• Your instructions: Among the entries below, count the lines containing the string "arrow". Only the count is needed.

☆ ☆ ☆

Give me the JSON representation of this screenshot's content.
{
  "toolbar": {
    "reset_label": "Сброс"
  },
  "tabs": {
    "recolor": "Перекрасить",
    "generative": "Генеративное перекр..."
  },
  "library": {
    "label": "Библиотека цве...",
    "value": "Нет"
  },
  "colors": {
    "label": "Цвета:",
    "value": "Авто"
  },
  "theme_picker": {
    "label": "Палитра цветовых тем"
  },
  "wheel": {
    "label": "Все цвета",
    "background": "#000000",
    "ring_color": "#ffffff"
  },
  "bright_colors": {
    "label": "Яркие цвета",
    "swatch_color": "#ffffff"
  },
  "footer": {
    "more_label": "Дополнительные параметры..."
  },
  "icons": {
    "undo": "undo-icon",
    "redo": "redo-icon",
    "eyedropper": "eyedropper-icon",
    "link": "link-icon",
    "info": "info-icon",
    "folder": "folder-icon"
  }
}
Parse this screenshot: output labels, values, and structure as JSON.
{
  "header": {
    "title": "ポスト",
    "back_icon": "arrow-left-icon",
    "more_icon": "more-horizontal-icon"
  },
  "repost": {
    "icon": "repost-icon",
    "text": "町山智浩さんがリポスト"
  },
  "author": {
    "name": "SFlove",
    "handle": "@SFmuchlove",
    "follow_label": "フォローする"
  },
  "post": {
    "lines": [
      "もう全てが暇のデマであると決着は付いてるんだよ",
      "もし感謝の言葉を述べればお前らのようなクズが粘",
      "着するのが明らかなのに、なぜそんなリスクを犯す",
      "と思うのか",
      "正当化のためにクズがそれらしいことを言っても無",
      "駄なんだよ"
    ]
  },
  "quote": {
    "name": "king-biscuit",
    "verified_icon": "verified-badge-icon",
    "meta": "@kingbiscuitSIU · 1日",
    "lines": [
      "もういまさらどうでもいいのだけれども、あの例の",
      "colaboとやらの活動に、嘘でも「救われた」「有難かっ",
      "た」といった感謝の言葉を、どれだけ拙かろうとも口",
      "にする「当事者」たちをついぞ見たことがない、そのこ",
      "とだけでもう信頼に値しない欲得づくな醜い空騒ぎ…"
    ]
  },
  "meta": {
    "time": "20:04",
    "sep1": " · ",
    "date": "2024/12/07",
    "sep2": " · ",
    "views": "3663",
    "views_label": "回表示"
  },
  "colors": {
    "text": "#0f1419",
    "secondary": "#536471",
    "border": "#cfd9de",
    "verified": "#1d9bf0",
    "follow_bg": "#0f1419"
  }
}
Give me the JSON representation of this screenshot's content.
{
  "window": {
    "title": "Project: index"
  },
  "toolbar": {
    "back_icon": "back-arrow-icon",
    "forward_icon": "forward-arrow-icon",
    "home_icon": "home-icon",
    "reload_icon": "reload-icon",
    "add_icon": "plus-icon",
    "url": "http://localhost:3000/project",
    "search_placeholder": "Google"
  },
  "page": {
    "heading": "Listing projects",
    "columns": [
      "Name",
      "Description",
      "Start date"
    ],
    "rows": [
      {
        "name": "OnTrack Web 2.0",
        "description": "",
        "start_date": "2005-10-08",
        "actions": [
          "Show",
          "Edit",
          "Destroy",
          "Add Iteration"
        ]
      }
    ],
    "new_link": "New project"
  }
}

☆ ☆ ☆

• Solution to this problem: 3